### [TO DO]
Extract all lines from the data beneath that include the word "title".

(Records from a dataset)
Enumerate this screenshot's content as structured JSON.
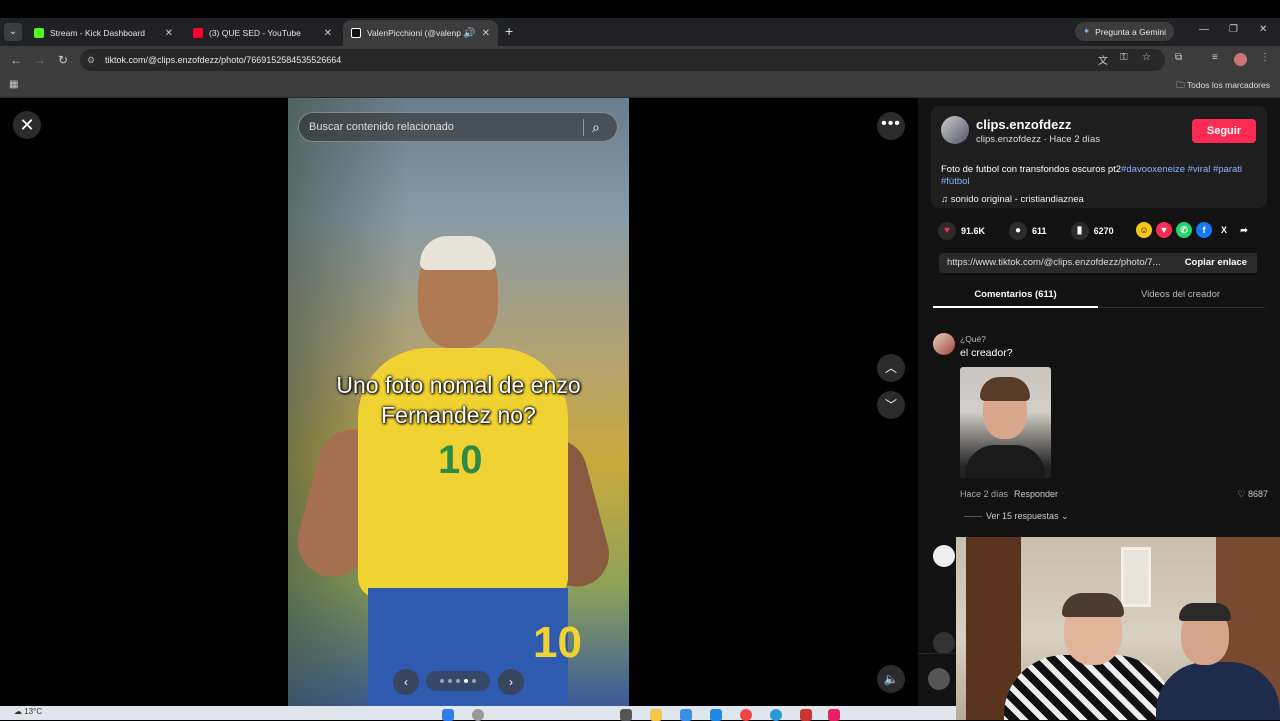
{
  "browser": {
    "tabs": [
      {
        "title": "Stream - Kick Dashboard",
        "favicon_color": "#53fc18",
        "active": false
      },
      {
        "title": "(3) QUE SED - YouTube",
        "favicon_color": "#ff0033",
        "active": false
      },
      {
        "title": "ValenPicchioni (@valenpicc",
        "favicon_color": "#ffffff",
        "active": true
      }
    ],
    "new_tab": "+",
    "gemini_label": "Pregunta a Gemini",
    "url": "tiktok.com/@clips.enzofdezz/photo/7669152584535526664",
    "bookmarks_all": "Todos los marcadores"
  },
  "viewer": {
    "search_placeholder": "Buscar contenido relacionado",
    "caption_line1": "Uno foto nomal de enzo",
    "caption_line2": "Fernandez no?",
    "jersey_number": "10",
    "carousel_dots": 5,
    "carousel_active": 3
  },
  "post": {
    "username": "clips.enzofdezz",
    "subline": "clips.enzofdezz · Hace 2 días",
    "follow_label": "Seguir",
    "description": "Foto de futbol con transfondos oscuros pt2",
    "hashtags": "#davooxeneize #viral #parati #fútbol",
    "music": "sonido original - cristiandiaznea",
    "likes": "91.6K",
    "comments": "611",
    "saves": "6270",
    "link": "https://www.tiktok.com/@clips.enzofdezz/photo/7...",
    "copy_label": "Copiar enlace"
  },
  "tabs": {
    "comments_tab": "Comentarios (611)",
    "creator_tab": "Videos del creador"
  },
  "comment": {
    "user": "¿Qué?",
    "text": "el creador?",
    "time": "Hace 2 días",
    "reply": "Responder",
    "likes": "8687",
    "more_replies": "Ver 15 respuestas ⌄"
  },
  "taskbar": {
    "weather": "13°C"
  },
  "colors": {
    "follow": "#fe2c55",
    "hashtag": "#8ab4ff"
  }
}
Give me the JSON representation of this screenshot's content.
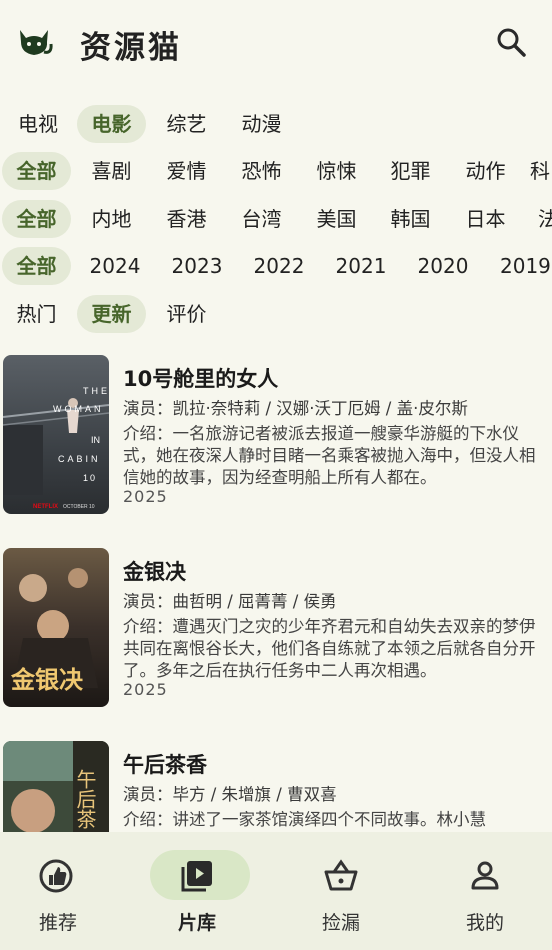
{
  "app": {
    "title": "资源猫"
  },
  "colors": {
    "accent": "#47652b",
    "chip_selected_bg": "#e4e9d6",
    "nav_bg": "#eef0e2",
    "page_bg": "#f7f7ee"
  },
  "icons": {
    "logo": "cat-logo-icon",
    "search": "search-icon"
  },
  "filters": {
    "category": [
      "电视",
      "电影",
      "综艺",
      "动漫"
    ],
    "category_selected": "电影",
    "genre": [
      "全部",
      "喜剧",
      "爱情",
      "恐怖",
      "惊悚",
      "犯罪",
      "动作",
      "科"
    ],
    "genre_selected": "全部",
    "region": [
      "全部",
      "内地",
      "香港",
      "台湾",
      "美国",
      "韩国",
      "日本",
      "法"
    ],
    "region_selected": "全部",
    "year": [
      "全部",
      "2024",
      "2023",
      "2022",
      "2021",
      "2020",
      "2019"
    ],
    "year_selected": "全部",
    "sort": [
      "热门",
      "更新",
      "评价"
    ],
    "sort_selected": "更新"
  },
  "items": [
    {
      "title": "10号舱里的女人",
      "cast": "演员：凯拉·奈特莉 / 汉娜·沃丁厄姆 / 盖·皮尔斯",
      "desc": "介绍：一名旅游记者被派去报道一艘豪华游艇的下水仪式，她在夜深人静时目睹一名乘客被抛入海中，但没人相信她的故事，因为经查明船上所有人都在。",
      "year": "2025",
      "poster": {
        "lines": [
          "THE",
          "WOMAN",
          "IN",
          "CABIN",
          "10"
        ],
        "brand": "NETFLIX",
        "date": "OCTOBER 10"
      }
    },
    {
      "title": "金银决",
      "cast": "演员：曲哲明 / 屈菁菁 / 侯勇",
      "desc": "介绍：遭遇灭门之灾的少年齐君元和自幼失去双亲的梦伊共同在离恨谷长大，他们各自练就了本领之后就各自分开了。多年之后在执行任务中二人再次相遇。",
      "year": "2025",
      "poster": {
        "text": "金银决"
      }
    },
    {
      "title": "午后茶香",
      "cast": "演员：毕方 / 朱增旗 / 曹双喜",
      "desc": "介绍：讲述了一家茶馆演绎四个不同故事。林小慧",
      "year": "",
      "poster": {
        "text": "午后茶"
      }
    }
  ],
  "nav": [
    {
      "label": "推荐",
      "icon": "recommend-icon"
    },
    {
      "label": "片库",
      "icon": "library-icon"
    },
    {
      "label": "捡漏",
      "icon": "basket-icon"
    },
    {
      "label": "我的",
      "icon": "profile-icon"
    }
  ],
  "nav_active": "片库"
}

### [SOLUTION TO THIS EXERCISE]
        "title": "Stream - Kick Dashboard",
        "title": "(3) QUE SED - YouTube",
        "title": "ValenPicchioni (@valenpicc",
    "title": "资源猫"
      "title": "10号舱里的女人",
      "title": "金银决",
      "title": "午后茶香",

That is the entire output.